What Can Courts Do?

The arrival of many inexperienced and, in many cases, low-skilled news reporters has meant new challenges for courts.  How do we ensure that their court reporting is accurate and complete?  One approach has been to add citizen journalists and bloggers to the distribution list for court news releases.  Another is to prepare briefing materials in the form of a news story that can be quickly absorbed and even copied by inexperienced reporters.

Some courts that have for years been offering “Law School for Journalists” or educational workshops for reporters and editors are opening them up to citizen journalists.  When the Minnesota Court Information Office hosted workshops on access to court records via the Internet, several of the 32 reporters and editors who attended were from the Twin Cities Daily Planet.

Many court public information offices have developed media guides to assist inexperienced reporters in covering court stories.  Many are posted on state court Web sites.  In 2010 the National Association for Court Management (NACM) published a media guide produced by court public information officers that included helpful hints for court staffs (www.nacmnet.org).  A list of these and other resources can be found on the National Center for State Courts Web site (www.ncsc.org).

Courts have started posting videos of court proceedings, as well as court orders and appellate opinions, on their Web sites, making it easy for less experienced reporters to view the material.  It also allows the news organization to link to the material from their Web sites, giving viewers immediate access to the source of the story.  Posting videos of hearings and court orders and opinions has the added benefit of allowing members of the public to bypass the filter of news reports and view and make their own judgments about court actions. 

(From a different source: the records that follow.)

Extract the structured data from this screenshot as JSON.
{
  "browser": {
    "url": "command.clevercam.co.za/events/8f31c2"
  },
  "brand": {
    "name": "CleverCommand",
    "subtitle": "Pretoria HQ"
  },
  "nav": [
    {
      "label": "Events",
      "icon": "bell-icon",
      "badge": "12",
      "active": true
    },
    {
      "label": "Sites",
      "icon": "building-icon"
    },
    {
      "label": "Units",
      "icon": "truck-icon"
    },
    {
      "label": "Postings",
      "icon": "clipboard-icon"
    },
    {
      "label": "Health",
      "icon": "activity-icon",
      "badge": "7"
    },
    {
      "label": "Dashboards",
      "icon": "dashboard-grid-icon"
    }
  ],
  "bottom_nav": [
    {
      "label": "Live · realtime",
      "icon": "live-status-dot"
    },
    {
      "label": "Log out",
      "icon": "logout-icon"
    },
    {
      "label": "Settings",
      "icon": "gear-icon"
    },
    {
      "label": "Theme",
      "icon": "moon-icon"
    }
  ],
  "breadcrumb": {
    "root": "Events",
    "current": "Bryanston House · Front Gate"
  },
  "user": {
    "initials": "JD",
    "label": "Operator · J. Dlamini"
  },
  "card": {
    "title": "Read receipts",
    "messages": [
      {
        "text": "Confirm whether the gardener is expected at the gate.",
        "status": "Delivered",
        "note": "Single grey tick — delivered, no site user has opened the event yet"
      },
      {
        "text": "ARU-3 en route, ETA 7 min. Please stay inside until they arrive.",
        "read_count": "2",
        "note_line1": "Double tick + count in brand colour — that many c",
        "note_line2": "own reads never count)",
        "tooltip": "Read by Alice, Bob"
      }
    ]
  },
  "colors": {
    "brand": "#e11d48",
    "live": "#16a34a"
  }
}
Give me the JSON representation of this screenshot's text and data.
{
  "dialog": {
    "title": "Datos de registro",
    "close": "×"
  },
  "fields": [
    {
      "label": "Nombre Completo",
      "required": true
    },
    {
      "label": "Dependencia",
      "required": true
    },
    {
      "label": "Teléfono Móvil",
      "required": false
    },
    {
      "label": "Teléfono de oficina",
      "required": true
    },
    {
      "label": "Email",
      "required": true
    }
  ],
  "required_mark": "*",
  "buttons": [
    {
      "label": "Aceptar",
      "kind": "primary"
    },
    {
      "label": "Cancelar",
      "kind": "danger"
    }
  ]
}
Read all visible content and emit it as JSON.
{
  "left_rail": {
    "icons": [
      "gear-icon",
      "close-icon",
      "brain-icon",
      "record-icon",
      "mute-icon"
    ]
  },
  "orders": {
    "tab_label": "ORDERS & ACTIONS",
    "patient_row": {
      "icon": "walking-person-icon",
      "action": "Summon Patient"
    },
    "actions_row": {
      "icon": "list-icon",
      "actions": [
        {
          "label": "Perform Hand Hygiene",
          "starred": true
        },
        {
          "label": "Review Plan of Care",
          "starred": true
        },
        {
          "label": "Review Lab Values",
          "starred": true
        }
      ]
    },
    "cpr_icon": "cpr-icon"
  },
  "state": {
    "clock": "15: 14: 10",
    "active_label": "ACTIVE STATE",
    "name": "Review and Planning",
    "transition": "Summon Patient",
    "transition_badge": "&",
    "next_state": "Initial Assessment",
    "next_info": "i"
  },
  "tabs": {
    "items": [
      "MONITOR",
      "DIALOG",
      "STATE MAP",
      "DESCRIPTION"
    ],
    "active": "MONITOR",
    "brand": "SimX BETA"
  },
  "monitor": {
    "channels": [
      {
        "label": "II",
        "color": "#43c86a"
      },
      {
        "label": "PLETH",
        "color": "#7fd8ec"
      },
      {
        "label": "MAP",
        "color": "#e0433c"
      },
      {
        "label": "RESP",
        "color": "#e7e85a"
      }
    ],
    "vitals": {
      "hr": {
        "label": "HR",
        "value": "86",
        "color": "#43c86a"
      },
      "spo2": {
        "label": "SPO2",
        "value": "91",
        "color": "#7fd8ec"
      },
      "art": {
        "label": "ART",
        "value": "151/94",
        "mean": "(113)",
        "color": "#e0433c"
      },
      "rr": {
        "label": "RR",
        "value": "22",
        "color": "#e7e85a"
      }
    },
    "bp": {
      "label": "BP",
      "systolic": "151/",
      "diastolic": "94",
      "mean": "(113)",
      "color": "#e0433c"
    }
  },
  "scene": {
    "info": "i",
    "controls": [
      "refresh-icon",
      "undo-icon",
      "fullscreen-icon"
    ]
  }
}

Conclusion 

The changing world of news gathering and publishing is creating new challenges for courts.  Efforts to educate inexperienced reporters from traditional and newer news organizations about the complex world of courts can be time-consuming and occasionally frustrating.  But it can also enhance the accuracy and completeness of court reporting.  One court public information officer took a call from a new local television reporter who did not know the difference between a trial and an appellate court.  The officer patiently explained the role of each in the legal system.

The changes in the news industry are also creating new opportunities for courts.  Many court information officers report that because the newer organizations often have small staffs, they are more open to reporting information about court programs or activities in the community than traditional news outlets.

The new news outlets are making it easier for citizens to access court records and rulings pertinent to a story.  The hope is that this new access will help citizens to better understand the role of the courts in our democracy and in our justice system.